independent authority to enter into a vow or an obligation on her own right. 
She was either under her father's home or under her husband's home. 
It is significant that v. 6 suggests that the woman might have 
made a vow and then subsequently have become married. That she might 
be released from such a vow is greatly liberating both to her and 
to her husband. He might not want to take on a obligation that she 
has entered into before they were married. This is a protective 
clause. It also works for her in that she might have been pressured into 
making a vow that was not at all in her best interests to keep. This 
provision frees her from unnecessary complications to her life as well. In 
both the case of the married woman and the woman who lives with her 
father, the vows may be released by another, but only if he acts 
immediately on the information he has. 
10-15 The vows of a married woman: This paragraph illustrates 
the complications that come in the taking of vows within the 
woman-man relationship. In contrast to vv. 6-8, which deal with young 
couples in the early stages of their marriage, vv. 10-15 deal more with 
those who have been married for a while. One gains the impression that 
these several complications may have come much as the case of the 
daughters of Zelophehad (27:1-11). That is, one case after another 
presented itself; the resulting chapter is the final codification. We may 
well presume that in the centuries leading up to the NT, the legal 
decisions on the subject of vows became even more complex. The words of 
the Lord Jesus to avoid the complications of these oaths (Matt 
5:33-37) are quite liberating. For after a while serious language about 
holy things would be used in the most trivializing manner possible. 
So Jesus forswore oaths and vows altogether for his young 
disciples. He urged them to let their words speak for themselves, apart 
from the calling of heaven and earth to witness. Actually, this is 
great grace on his part. [Expositors Bible Commentary] 

The power of words. God takes our promises and pledges 
seriously, and so should we (Ps. 50:14; Eccles. 5:4-5). IF we promise God 
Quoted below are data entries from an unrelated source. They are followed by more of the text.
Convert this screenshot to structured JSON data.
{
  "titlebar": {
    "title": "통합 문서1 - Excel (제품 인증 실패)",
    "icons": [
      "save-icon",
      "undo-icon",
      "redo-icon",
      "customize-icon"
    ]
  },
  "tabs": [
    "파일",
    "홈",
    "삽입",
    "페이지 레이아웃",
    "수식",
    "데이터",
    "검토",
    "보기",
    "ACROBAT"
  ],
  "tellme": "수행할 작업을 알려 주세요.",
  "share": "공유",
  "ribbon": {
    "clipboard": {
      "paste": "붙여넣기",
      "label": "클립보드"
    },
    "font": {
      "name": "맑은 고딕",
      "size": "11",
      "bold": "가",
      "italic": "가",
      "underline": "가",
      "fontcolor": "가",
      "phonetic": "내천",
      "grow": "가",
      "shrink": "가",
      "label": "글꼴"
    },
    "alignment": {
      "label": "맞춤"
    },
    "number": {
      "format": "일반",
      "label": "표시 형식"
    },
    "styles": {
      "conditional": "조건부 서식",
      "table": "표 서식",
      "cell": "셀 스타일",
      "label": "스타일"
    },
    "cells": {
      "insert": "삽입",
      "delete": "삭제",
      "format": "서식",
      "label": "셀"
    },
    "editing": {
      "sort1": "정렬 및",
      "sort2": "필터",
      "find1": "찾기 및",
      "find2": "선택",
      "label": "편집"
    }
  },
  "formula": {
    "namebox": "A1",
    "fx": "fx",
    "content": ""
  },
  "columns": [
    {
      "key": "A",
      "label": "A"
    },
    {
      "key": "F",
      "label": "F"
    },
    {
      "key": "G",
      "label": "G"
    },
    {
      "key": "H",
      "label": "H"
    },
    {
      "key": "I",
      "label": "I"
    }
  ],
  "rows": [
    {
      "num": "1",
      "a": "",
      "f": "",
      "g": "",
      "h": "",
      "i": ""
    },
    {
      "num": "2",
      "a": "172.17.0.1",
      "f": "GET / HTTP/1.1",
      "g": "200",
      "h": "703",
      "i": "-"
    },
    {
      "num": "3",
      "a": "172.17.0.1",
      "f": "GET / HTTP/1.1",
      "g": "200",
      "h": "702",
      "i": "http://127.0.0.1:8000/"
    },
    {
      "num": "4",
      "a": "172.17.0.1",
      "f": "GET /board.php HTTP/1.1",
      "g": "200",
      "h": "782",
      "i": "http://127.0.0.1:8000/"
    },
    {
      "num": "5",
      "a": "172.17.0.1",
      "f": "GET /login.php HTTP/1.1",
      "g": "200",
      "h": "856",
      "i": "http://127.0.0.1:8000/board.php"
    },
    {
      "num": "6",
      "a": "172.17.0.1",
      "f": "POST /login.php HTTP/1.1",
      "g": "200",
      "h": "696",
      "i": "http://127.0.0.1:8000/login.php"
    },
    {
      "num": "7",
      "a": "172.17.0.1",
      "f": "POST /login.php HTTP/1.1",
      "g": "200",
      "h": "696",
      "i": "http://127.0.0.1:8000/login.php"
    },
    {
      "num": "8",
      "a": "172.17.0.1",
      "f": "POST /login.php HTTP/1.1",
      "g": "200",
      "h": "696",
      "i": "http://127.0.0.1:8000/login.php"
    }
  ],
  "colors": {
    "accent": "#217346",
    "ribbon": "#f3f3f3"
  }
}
that we will do something, or not do something, we must keep our 
word. We must also recognize that willing and doing are two different 
things (Rom. 7:18-25). We need the wisdom of God in making our promises 
and the power of God in keeping them (Phil. 2:12-13). Words are 
powerful things and must be used carefully. The Quakers say, "Of your 
unspoken words, you are the master; of your spoken words, the servant; of 
your written words, the slave." 
The power of authority. God acknowledges the presence of 
authority. A wife's vow may be canceled by her husband and a daughter's vow 
by her father. The wife and the daughter should consider this 
before making promises to God. Although Moses does not instruct the man 
of the house this way, certainly the husband and father would want 
to consider the whole family before making any promises to God. 
The power of silence. If the father or the husband says nothing, 
this is considered to be approval of the vow. Silence can sometimes 
be more powerful than words and have much greater consequences. 
(See Ps. 141:3.) [Chapter by Chapter Bible Commentary by Warren 

Vows were voluntary pledges to give money or something else of 
value to the Lord. Once a person uttered such an oath, it was binding 
and could not be broken.... 
Briefly, any man making a vow was bound by it. Married or single 
women could also make vows but if, when first hearing of it, a husband 
or father wished, he could void the vow. 
The passage introduces an important legal principle. If the 
husband or father does not say anything when first hearing of a wife or 
young daughter's vow, the vow is binding. Silence implies consent. 
It's the same today. If you and I fail to speak out concerning 
something that is wrong but remain silent, our silence implies consent. 
And makes us a party to the wrong. [The 365-Day Devotional